In an attempt to measure progress/ effort to date, all medical device vulnerability disclosures were reviewed, and there has yet to be one that references surgical robots (see Learning from Past Vulnerability Disclosures). Given the technology complexity alluded to for these devices to function, this prompts a variety of questions, in particular as to how we could explain that there has never been a vulnerability disclosure associated with a robotic device.
Perhaps it’s because third party researchers can’t easily purchase a surgical platform off eBay and hack it from their basement, as they have done with for example infusion pumps. Or perhaps those MDMs building surgical robots aren’t engaged with the ICS-CERT process, but instead chose to publish vulnerabilities directly to their customers. Regardless, the end result is an open question as to what the efficacy of security practices in surgical robots is.
The inherent nature of surgical robots is they are complicated, contain a variety of endpoints and different types of systems. When assessing threats for any system, the vulnerabilities directly increase based on the size of the attack service. This means for surgical robot systems, protection is costly, both technically and economically.
Things to consider
All leading surgical robot vendors are working to integrate with other systems to support clinical operation, remote support, data analytics, and cross-purpose surgical procedures.
Perhaps most novel in this use case is how these devices will connect and the security around that connectivity. Ensuring communication protocols are in place, and in particular ensuring that the device is designed to operate in a hostile network environment (as the FDA has regularly said should be assumed for hospital networks).

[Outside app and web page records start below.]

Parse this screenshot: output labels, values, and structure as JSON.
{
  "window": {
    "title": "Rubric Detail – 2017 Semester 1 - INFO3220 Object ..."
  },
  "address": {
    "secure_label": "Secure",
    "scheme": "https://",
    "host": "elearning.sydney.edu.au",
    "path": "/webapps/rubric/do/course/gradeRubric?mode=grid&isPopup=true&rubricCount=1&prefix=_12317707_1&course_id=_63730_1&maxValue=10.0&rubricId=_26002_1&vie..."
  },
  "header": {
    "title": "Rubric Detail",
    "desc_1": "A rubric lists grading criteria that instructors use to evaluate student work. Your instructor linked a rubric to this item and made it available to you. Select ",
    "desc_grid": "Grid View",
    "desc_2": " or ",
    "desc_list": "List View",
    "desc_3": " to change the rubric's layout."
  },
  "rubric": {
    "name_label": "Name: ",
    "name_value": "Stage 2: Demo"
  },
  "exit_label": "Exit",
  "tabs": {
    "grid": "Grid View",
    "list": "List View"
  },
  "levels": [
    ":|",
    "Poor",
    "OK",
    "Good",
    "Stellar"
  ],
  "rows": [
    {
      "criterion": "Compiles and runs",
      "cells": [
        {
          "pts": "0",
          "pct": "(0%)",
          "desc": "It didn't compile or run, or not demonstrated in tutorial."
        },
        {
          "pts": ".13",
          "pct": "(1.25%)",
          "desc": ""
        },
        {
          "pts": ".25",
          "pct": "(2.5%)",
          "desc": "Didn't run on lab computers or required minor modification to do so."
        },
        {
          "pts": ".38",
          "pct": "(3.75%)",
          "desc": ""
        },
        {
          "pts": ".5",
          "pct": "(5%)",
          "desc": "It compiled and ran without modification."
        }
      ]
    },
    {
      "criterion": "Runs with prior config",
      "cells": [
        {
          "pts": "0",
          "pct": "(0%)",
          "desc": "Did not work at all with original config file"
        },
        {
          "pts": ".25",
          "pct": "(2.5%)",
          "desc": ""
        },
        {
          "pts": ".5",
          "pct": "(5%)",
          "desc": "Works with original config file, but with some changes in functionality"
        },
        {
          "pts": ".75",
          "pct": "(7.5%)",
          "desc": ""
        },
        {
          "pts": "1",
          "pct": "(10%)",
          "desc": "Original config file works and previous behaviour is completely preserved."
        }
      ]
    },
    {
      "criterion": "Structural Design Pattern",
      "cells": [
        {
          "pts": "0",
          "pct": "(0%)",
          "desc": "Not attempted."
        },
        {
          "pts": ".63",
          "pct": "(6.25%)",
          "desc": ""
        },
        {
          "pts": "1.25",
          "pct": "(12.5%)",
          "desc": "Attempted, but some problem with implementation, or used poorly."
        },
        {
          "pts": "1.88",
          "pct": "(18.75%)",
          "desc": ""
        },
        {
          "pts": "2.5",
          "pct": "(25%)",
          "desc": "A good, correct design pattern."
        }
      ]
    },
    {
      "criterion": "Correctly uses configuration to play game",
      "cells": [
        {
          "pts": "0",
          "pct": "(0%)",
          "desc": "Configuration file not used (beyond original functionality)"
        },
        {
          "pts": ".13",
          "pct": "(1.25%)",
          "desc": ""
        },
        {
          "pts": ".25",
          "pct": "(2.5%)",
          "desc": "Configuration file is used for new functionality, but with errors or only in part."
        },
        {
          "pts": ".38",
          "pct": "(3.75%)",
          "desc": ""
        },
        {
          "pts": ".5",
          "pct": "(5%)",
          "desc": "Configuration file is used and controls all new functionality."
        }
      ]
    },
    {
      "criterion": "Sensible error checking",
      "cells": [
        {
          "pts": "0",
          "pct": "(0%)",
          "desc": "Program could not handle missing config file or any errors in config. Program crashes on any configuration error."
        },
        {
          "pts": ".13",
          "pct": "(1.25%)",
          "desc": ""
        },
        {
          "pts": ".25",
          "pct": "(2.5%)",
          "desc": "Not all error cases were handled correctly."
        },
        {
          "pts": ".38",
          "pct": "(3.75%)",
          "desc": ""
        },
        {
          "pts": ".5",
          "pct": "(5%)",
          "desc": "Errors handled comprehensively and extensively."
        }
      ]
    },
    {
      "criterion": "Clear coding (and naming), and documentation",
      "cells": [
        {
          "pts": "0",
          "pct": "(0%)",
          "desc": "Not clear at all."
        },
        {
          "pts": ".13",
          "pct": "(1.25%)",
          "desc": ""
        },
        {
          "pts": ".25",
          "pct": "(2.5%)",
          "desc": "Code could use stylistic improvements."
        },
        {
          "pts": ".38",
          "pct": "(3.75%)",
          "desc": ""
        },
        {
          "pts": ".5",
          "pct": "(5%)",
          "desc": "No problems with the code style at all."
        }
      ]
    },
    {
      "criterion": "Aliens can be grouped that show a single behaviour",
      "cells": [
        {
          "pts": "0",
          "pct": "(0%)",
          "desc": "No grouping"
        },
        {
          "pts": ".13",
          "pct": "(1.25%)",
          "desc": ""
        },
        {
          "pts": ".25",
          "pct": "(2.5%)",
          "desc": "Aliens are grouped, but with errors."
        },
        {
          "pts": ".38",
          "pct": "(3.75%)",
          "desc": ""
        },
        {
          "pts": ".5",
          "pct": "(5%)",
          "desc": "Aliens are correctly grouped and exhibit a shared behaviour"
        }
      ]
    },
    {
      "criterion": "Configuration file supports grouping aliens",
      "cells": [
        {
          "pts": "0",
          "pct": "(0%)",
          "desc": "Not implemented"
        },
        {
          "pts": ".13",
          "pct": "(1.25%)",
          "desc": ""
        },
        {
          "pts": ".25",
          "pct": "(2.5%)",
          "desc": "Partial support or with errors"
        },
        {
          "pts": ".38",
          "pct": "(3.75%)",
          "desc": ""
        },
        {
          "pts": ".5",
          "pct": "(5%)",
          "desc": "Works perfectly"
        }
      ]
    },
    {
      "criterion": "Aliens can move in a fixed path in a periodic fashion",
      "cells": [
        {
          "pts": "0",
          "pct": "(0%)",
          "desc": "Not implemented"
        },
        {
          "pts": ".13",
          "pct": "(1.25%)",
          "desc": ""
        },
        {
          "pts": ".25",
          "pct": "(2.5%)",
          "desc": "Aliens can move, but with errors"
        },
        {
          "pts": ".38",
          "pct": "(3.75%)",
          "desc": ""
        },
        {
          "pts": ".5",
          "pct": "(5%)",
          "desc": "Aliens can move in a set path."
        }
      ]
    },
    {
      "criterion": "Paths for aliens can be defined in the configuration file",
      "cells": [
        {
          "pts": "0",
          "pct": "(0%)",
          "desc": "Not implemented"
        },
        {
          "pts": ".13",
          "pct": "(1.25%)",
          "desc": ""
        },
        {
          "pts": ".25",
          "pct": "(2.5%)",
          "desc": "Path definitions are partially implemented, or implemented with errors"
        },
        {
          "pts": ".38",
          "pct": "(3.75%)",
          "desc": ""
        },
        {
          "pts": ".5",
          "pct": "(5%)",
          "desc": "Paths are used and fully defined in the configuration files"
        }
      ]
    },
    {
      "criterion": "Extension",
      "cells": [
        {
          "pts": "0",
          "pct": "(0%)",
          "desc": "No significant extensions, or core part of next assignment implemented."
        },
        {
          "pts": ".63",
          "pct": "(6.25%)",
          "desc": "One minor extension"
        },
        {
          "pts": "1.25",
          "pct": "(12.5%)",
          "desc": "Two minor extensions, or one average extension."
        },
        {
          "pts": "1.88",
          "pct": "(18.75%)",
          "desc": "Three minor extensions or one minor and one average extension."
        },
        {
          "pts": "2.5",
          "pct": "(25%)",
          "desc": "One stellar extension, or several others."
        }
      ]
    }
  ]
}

- Are your customers able to assess the security posture of your product several years after purchase? Do they know what operating systems, software stacks, and open source components are in the device (SBOM) and are they informed about existing and newly uncovered vulnerabilities accordingly?
- Is the data that is critical to the safe function of your device (e.g. configuration files, treatment plans) secured in such a way that the integrity of this data can be confirmed before a procedure?
- Is the end-of-life process for your device plainly spelled out in your customers’ contracts, such that you can enable proper replacement planning?
- Are the interoperability features designed into your device (e.g. imaging / PACS integration) secure by design? Or do you need to rely on the security of the hospital network for these features to be secure?
In the not so distant future, I believe we will be facing a world in which novel clinical interventions will be designed based on data that is immutable. This can only occur with robust, scalable and sustainable security systems built for these devices that persists over the lifetime of the device. The journey to uncharted clinical territory can only begin when we have security in place.
Authors: Axel Wirth and Vidya Murthy.
Axel Wirth Bio: As Chief Security Strategist, Axel Wirth provides strategic vision and industry leadership to MedCrypt and its customers. In this role, he helps guide the company in critical security strategy decisions and supports the adoption of leading security technologies to the healthcare industry. He’s an advocate for compliance, privacy, and security – and ultimately patient safety – in healthcare. Wirth draws from over 30 years of international experience in the industry.
Vidya Murthy Bio: Vidya is fascinated by the impact of cybersecurity on the healthcare space. Beginning her career in consulting, she realized a passion for healthcare and worked for global medical device manufacturer Becton Dickinson. She has since joined MedCrypt, a company focused on bringing cybersecurity leading practices to medical device manufacturers. Vidya holds an MBA from the Wharton School.